In Seattle, you could say that coffee just naturally flows through our veins. Being that we are the headquarters to the biggest coffee chain in the world, it is hard not to resist – especially in the winter when we go to work in the dark and come home in the dark. Coffee gets a lot of praise and equal amount of criticism for its health benefits or lack-there-of. So how does coffee effect your sleeping habits? Or does it?
Can’t decide whether to fill your favorite mug with coffee or tea this morning? Ask a health-conscious friend about coffee and sleep and you may hear a laundry list of reasons why coffee is evil incarnate. Trouble is, ask another friend and you’ll be showered with the glorious hidden health benefits of this miracle drink.
Coffee has been linked to improved memory recall and has been cited as a strong defender against Alzheimer’s, heart disease, type 2 diabetes, Parkinson’s and breast, rectal and colon cancers.

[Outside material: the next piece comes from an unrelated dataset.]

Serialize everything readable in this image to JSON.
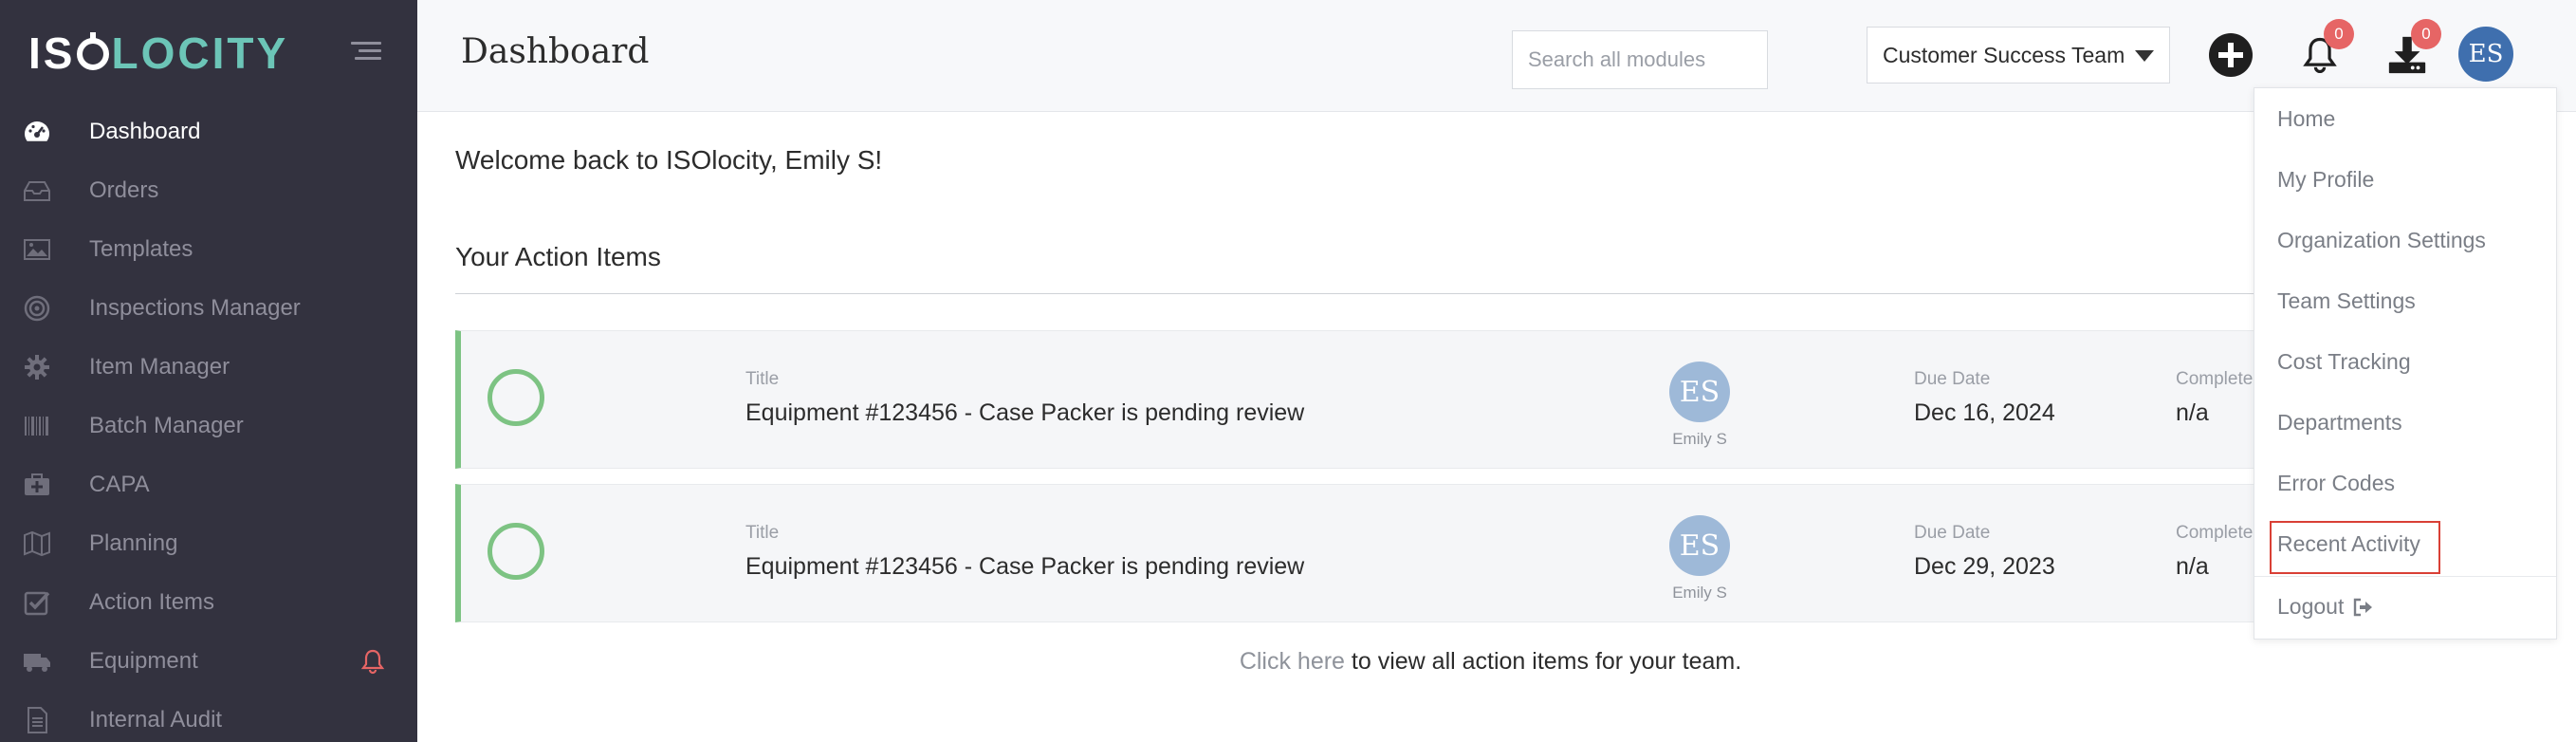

As well, it’s thought to ease asthma attacks and reduce flare-ups of gout.
But it may also cause restlessness, insomnia and anxiety…
If you’re a coffee person, giving up your morning cup-a-joe may be too high a price for better sleep. While no one can tell you exactly how much coffee is safe before life with less sleep is your reality, research is helping us understand what constitutes sensible consumption.
We’ve found a few articles online this week that we think will help you understand the role coffee plays in your sleep health. The underlying theme? Moderation is key to safe enjoyment of the wonderful elixir we call coffee.
Anything this good must be bad. We crave it. We guzzle it. Drinking coffee makes us feel good — better able to handle an overbearing boss or an unruly pack of toddlers. But then… we feel guilty about it, suspecting that sooner or later, it’s going to do us in. In reality, it’s not the guilty pleasure everyone makes it out to be — in fact, caffeine side effects can do you good. Read more on WomensHealth.com.
Coffee has a long history of being blamed for many ills — from the humorous “It will stunt your growth” to the not-so-humorous claim that it causes heart disease and cancer. But recent research indicates that coffee may not be so bad after all. So which is it — good or bad? The best answer may be that for most people the health benefits outweigh the risks. Read more at MayoClinic.org.
Your morning mug gets a pass, but guzzling it all day is a big no-no. Here’s why: It’s often said that caffeine has a half-life of about five hours—which means if you eat an early enough dinner, that after-supper cappuccino should be out of your system by bedtime, right? Unfortunately, that’s not quite right. After seven hours, much of the stimulant will be gone from your system, depending on your sensitivity to it—but 25% of it could still be there. Read more at Prevention.com.
Is your evening shuteye paying the price for that afternoon cup of coffee? “Morning people” (those who say they’re productive in the a.m.) who consume caffeine throughout their day are more likely to have trouble sleeping compared to late risers, says a recent study published in the journal Sleep. Read more at MensHealth.com.
Sleep is way more important than we realize. It’s also, according to David Randall author of Dreamland: Adventures in the Strange Science of Sleep, “the largest overlooked part of your life and … it affects you even if you don’t have a sleep problem.” It is obviously not a good idea to drink coffee in the evening if it keeps you up at night. Read more at BusinessInsider.com.
It’s your turn to weigh in? Do you drink coffee all day long? Do you use coffee as a stimulant to get through the mid-afternoon slump or just a jump start in the morning? Would you change when you drink coffee if you knew it was robbing you of a good night’s sleep?